Starbucks, Google, Amazon, Apple, Tesco, Vodaphone… I’m sure you’re all familiar with these companies. But what do they have in common? Well in recent weeks they’ve all been in the media spotlight accused of less than admirable tax-dodging activities.
On the most basic level, companies who use our infrastructure and resources ought to pay their fair share of taxes. At the moment, this is not the case. Small, independent businesses often pay more taxes, therefore contributing more to our society than big, multinational corporations like those mentioned above.
In simple terms, tax evasion is illegal, and people have gone to jail over it. And yet, tax avoidance (also known as ‘tax dodging’) is completely legal. Tax is not seen as an obligation to society, but as a cost to businesses.
More than being solely social or economic, this is a moral issue.
The Tax Dodging Bill – what is it?
Tax dodging is possible because the legislations currently in place have loopholes and blind-spots purposefully implanted by policy makers.
The new tax dodging bill has been created by a coalition of UK charities, which are calling for all political parties to pledge to introduce it within the first 100 days after the election. Its aim is to tackle corporate tax dodging in the UK and in developing countries, and to make sure that the additional revenue raised is used to fight poverty.
This would be simultaneously good for the economy and good for society, both of which are cheated out of billions of pounds. If it’s passed, a minimum of £3.6 billion per year would be saved.
The important thing to remember is that whilst this is ambitious, it is an achievable goal. No-one is calling for a boycott of the corporations involved, as they, and the associated problem of tax dodging, are far too ingrained into our society and consumer ways for boycotts to be successful; the willpower needed to deal with the disruption it would cause to our lives is too great.
More than this, a boycott would ignore the crux of the problem: it’s the system which allows corporations to dodge their moral duty that needs changing, not just the practices of individual companies.
The general elections are fast approaching, with May 7th only months away.

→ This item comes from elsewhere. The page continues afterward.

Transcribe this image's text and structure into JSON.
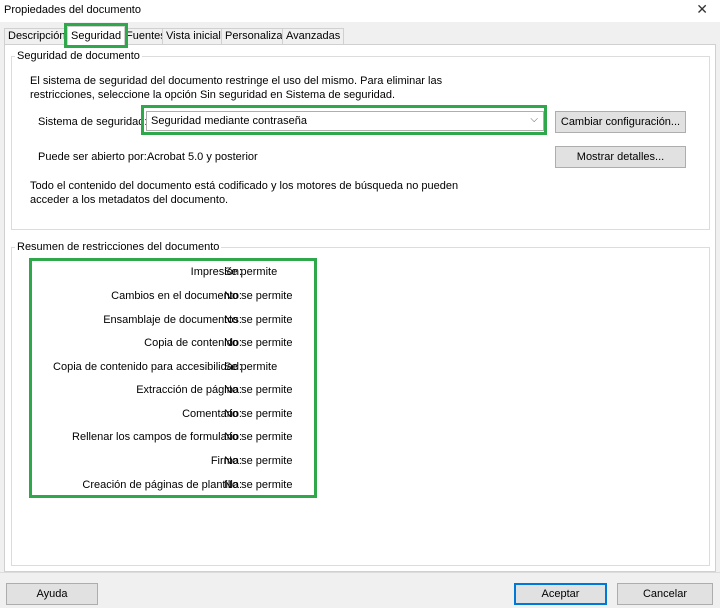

Right now, prospective parliamentary candidates who want to be elected are actually listening to us. They want to know what is important to us, and as a student and part of the ‘young adult’ demographic we hold significant influence over their manifestos. In the wise words of Uncle Ben, “With great power, comes great responsibility”.
85% of the British public agree that tax dodging is unfair. All political parties need to commit to do more and better represent these people – the people who hold the power to elect them.
You. Have. A. Voice. Regardless of your political affiliation, ideological values, religious beliefs, or personal preferences this is an issue that affects you and everything around you.
What can I do?
Do you have 5 minutes?
– Type ‘Tax scandal’ into Google and marvel at the corruption of our corporate tax system.
– Genuinely consider the benefits this bill could bring to our society and our economy.
– Think about voting. If you are abstaining, why? Make sure your decisions are backed up with solid arguments, as this is not the time for laziness or indifference, but for a change that WE are a part of.
All of the above and…
– Take a look at www.taxdodgingbill.org.uk
– Email your local parliamentary candidates (you can find them by clicking on the link above)
– Express your support by telling five people about this bill
All of the above and…
– Think of a way to attract attention to the campaign at your university
– Contact Oxfam, Action Aid or any of the other charities in your area to find out about local events.
For any of the above amounts of time:
Imagine an extra £3.6 billion being pumped into our economy every year.
Image courtesy of expresso.pt via acivilamericandebate.com